From the first line to the last, copy the data below word for word.

Segment Start: RECORDS

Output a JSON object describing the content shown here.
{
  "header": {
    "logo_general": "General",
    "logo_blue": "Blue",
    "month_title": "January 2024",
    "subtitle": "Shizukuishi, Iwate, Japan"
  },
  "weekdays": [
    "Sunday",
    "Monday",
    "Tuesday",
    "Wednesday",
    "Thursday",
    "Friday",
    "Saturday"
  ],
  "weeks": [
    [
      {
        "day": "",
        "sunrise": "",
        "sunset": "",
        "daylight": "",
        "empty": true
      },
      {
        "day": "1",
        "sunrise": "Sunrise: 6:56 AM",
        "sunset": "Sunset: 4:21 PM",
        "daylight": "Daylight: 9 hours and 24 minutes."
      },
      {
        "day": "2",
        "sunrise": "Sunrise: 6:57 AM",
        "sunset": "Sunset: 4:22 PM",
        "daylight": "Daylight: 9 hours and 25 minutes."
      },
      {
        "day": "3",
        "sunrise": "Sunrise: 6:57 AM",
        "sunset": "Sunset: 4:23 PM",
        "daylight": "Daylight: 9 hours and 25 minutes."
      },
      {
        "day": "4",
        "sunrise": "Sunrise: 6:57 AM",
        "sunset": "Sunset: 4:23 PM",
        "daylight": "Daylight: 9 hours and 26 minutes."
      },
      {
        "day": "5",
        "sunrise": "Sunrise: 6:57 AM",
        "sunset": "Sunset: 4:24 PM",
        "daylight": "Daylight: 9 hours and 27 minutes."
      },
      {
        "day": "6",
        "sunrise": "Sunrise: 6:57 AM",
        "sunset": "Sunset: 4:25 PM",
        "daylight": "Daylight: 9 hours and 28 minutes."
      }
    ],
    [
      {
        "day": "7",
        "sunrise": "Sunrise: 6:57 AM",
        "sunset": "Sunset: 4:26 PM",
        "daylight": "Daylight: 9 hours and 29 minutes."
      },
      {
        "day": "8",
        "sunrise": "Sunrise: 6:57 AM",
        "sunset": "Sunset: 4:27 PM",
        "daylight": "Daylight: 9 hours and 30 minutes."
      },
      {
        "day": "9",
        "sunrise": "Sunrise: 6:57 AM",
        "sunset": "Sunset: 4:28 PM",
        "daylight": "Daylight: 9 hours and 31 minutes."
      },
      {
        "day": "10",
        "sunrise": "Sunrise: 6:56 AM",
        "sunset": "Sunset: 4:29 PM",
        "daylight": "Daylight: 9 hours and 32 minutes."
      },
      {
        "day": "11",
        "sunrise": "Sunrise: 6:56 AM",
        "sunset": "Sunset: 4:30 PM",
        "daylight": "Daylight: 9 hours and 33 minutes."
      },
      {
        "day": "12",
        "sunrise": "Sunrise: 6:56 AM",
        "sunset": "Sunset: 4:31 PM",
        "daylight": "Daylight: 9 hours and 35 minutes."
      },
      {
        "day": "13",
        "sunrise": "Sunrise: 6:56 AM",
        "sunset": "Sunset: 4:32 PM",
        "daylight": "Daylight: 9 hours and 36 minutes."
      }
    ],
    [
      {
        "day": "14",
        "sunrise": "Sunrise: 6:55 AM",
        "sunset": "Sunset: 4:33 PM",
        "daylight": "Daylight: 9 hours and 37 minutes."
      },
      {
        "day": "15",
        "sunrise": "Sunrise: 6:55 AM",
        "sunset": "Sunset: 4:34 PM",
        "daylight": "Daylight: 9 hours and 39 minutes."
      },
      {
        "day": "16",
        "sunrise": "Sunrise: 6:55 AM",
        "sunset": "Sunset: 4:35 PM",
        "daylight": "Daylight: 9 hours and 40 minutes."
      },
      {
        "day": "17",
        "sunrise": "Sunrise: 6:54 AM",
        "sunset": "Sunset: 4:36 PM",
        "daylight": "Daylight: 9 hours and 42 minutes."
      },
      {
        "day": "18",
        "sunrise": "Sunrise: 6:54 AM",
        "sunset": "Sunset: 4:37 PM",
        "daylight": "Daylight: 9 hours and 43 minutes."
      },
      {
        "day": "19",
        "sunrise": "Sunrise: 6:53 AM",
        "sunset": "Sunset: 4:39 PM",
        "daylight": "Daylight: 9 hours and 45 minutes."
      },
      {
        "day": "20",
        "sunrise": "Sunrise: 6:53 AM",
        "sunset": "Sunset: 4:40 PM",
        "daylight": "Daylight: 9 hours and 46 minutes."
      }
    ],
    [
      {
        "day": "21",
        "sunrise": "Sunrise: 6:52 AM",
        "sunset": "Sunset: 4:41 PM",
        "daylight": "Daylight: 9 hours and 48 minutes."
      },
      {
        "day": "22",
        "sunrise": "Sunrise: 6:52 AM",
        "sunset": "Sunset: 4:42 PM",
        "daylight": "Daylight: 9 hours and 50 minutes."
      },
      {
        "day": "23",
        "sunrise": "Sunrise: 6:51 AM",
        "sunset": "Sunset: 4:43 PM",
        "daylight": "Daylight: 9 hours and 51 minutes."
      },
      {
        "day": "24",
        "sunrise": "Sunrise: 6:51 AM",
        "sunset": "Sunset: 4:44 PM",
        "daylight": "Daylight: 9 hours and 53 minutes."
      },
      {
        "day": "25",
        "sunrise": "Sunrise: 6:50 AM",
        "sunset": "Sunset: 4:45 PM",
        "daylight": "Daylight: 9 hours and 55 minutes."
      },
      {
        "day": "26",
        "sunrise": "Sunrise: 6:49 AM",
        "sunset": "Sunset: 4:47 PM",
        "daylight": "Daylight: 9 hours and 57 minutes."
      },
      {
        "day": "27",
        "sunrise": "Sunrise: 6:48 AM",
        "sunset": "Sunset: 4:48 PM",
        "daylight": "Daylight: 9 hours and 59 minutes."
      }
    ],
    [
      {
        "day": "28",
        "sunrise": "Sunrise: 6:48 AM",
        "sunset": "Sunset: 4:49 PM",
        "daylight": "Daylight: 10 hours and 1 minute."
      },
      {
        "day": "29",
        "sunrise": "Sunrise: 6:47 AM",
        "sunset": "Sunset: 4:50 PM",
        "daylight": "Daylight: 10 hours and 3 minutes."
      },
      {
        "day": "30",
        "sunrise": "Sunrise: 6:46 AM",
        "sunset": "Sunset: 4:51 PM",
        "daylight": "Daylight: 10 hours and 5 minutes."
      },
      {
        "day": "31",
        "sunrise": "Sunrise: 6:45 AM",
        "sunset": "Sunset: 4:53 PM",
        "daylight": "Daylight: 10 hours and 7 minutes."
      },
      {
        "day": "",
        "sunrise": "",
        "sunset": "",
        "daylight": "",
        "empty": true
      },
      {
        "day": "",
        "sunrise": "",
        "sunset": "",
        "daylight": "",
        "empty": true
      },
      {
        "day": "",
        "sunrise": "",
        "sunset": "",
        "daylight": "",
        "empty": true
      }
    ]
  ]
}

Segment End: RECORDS

__RESULT__:
Output a JSON object describing the content shown here.
{
  "header": {
    "logo_general": "General",
    "logo_blue": "Blue",
    "month_title": "January 2024",
    "subtitle": "Shizukuishi, Iwate, Japan"
  },
  "weekdays": [
    "Sunday",
    "Monday",
    "Tuesday",
    "Wednesday",
    "Thursday",
    "Friday",
    "Saturday"
  ],
  "weeks": [
    [
      {
        "day": "",
        "sunrise": "",
        "sunset": "",
        "daylight": "",
        "empty": true
      },
      {
        "day": "1",
        "sunrise": "Sunrise: 6:56 AM",
        "sunset": "Sunset: 4:21 PM",
        "daylight": "Daylight: 9 hours and 24 minutes."
      },
      {
        "day": "2",
        "sunrise": "Sunrise: 6:57 AM",
        "sunset": "Sunset: 4:22 PM",
        "daylight": "Daylight: 9 hours and 25 minutes."
      },
      {
        "day": "3",
        "sunrise": "Sunrise: 6:57 AM",
        "sunset": "Sunset: 4:23 PM",
        "daylight": "Daylight: 9 hours and 25 minutes."
      },
      {
        "day": "4",
        "sunrise": "Sunrise: 6:57 AM",
        "sunset": "Sunset: 4:23 PM",
        "daylight": "Daylight: 9 hours and 26 minutes."
      },
      {
        "day": "5",
        "sunrise": "Sunrise: 6:57 AM",
        "sunset": "Sunset: 4:24 PM",
        "daylight": "Daylight: 9 hours and 27 minutes."
      },
      {
        "day": "6",
        "sunrise": "Sunrise: 6:57 AM",
        "sunset": "Sunset: 4:25 PM",
        "daylight": "Daylight: 9 hours and 28 minutes."
      }
    ],
    [
      {
        "day": "7",
        "sunrise": "Sunrise: 6:57 AM",
        "sunset": "Sunset: 4:26 PM",
        "daylight": "Daylight: 9 hours and 29 minutes."
      },
      {
        "day": "8",
        "sunrise": "Sunrise: 6:57 AM",
        "sunset": "Sunset: 4:27 PM",
        "daylight": "Daylight: 9 hours and 30 minutes."
      },
      {
        "day": "9",
        "sunrise": "Sunrise: 6:57 AM",
        "sunset": "Sunset: 4:28 PM",
        "daylight": "Daylight: 9 hours and 31 minutes."
      },
      {
        "day": "10",
        "sunrise": "Sunrise: 6:56 AM",
        "sunset": "Sunset: 4:29 PM",
        "daylight": "Daylight: 9 hours and 32 minutes."
      },
      {
        "day": "11",
        "sunrise": "Sunrise: 6:56 AM",
        "sunset": "Sunset: 4:30 PM",
        "daylight": "Daylight: 9 hours and 33 minutes."
      },
      {
        "day": "12",
        "sunrise": "Sunrise: 6:56 AM",
        "sunset": "Sunset: 4:31 PM",
        "daylight": "Daylight: 9 hours and 35 minutes."
      },
      {
        "day": "13",
        "sunrise": "Sunrise: 6:56 AM",
        "sunset": "Sunset: 4:32 PM",
        "daylight": "Daylight: 9 hours and 36 minutes."
      }
    ],
    [
      {
        "day": "14",
        "sunrise": "Sunrise: 6:55 AM",
        "sunset": "Sunset: 4:33 PM",
        "daylight": "Daylight: 9 hours and 37 minutes."
      },
      {
        "day": "15",
        "sunrise": "Sunrise: 6:55 AM",
        "sunset": "Sunset: 4:34 PM",
        "daylight": "Daylight: 9 hours and 39 minutes."
      },
      {
        "day": "16",
        "sunrise": "Sunrise: 6:55 AM",
        "sunset": "Sunset: 4:35 PM",
        "daylight": "Daylight: 9 hours and 40 minutes."
      },
      {
        "day": "17",
        "sunrise": "Sunrise: 6:54 AM",
        "sunset": "Sunset: 4:36 PM",
        "daylight": "Daylight: 9 hours and 42 minutes."
      },
      {
        "day": "18",
        "sunrise": "Sunrise: 6:54 AM",
        "sunset": "Sunset: 4:37 PM",
        "daylight": "Daylight: 9 hours and 43 minutes."
      },
      {
        "day": "19",
        "sunrise": "Sunrise: 6:53 AM",
        "sunset": "Sunset: 4:39 PM",
        "daylight": "Daylight: 9 hours and 45 minutes."
      },
      {
        "day": "20",
        "sunrise": "Sunrise: 6:53 AM",
        "sunset": "Sunset: 4:40 PM",
        "daylight": "Daylight: 9 hours and 46 minutes."
      }
    ],
    [
      {
        "day": "21",
        "sunrise": "Sunrise: 6:52 AM",
        "sunset": "Sunset: 4:41 PM",
        "daylight": "Daylight: 9 hours and 48 minutes."
      },
      {
        "day": "22",
        "sunrise": "Sunrise: 6:52 AM",
        "sunset": "Sunset: 4:42 PM",
        "daylight": "Daylight: 9 hours and 50 minutes."
      },
      {
        "day": "23",
        "sunrise": "Sunrise: 6:51 AM",
        "sunset": "Sunset: 4:43 PM",
        "daylight": "Daylight: 9 hours and 51 minutes."
      },
      {
        "day": "24",
        "sunrise": "Sunrise: 6:51 AM",
        "sunset": "Sunset: 4:44 PM",
        "daylight": "Daylight: 9 hours and 53 minutes."
      },
      {
        "day": "25",
        "sunrise": "Sunrise: 6:50 AM",
        "sunset": "Sunset: 4:45 PM",
        "daylight": "Daylight: 9 hours and 55 minutes."
      },
      {
        "day": "26",
        "sunrise": "Sunrise: 6:49 AM",
        "sunset": "Sunset: 4:47 PM",
        "daylight": "Daylight: 9 hours and 57 minutes."
      },
      {
        "day": "27",
        "sunrise": "Sunrise: 6:48 AM",
        "sunset": "Sunset: 4:48 PM",
        "daylight": "Daylight: 9 hours and 59 minutes."
      }
    ],
    [
      {
        "day": "28",
        "sunrise": "Sunrise: 6:48 AM",
        "sunset": "Sunset: 4:49 PM",
        "daylight": "Daylight: 10 hours and 1 minute."
      },
      {
        "day": "29",
        "sunrise": "Sunrise: 6:47 AM",
        "sunset": "Sunset: 4:50 PM",
        "daylight": "Daylight: 10 hours and 3 minutes."
      },
      {
        "day": "30",
        "sunrise": "Sunrise: 6:46 AM",
        "sunset": "Sunset: 4:51 PM",
        "daylight": "Daylight: 10 hours and 5 minutes."
      },
      {
        "day": "31",
        "sunrise": "Sunrise: 6:45 AM",
        "sunset": "Sunset: 4:53 PM",
        "daylight": "Daylight: 10 hours and 7 minutes."
      },
      {
        "day": "",
        "sunrise": "",
        "sunset": "",
        "daylight": "",
        "empty": true
      },
      {
        "day": "",
        "sunrise": "",
        "sunset": "",
        "daylight": "",
        "empty": true
      },
      {
        "day": "",
        "sunrise": "",
        "sunset": "",
        "daylight": "",
        "empty": true
      }
    ]
  ]
}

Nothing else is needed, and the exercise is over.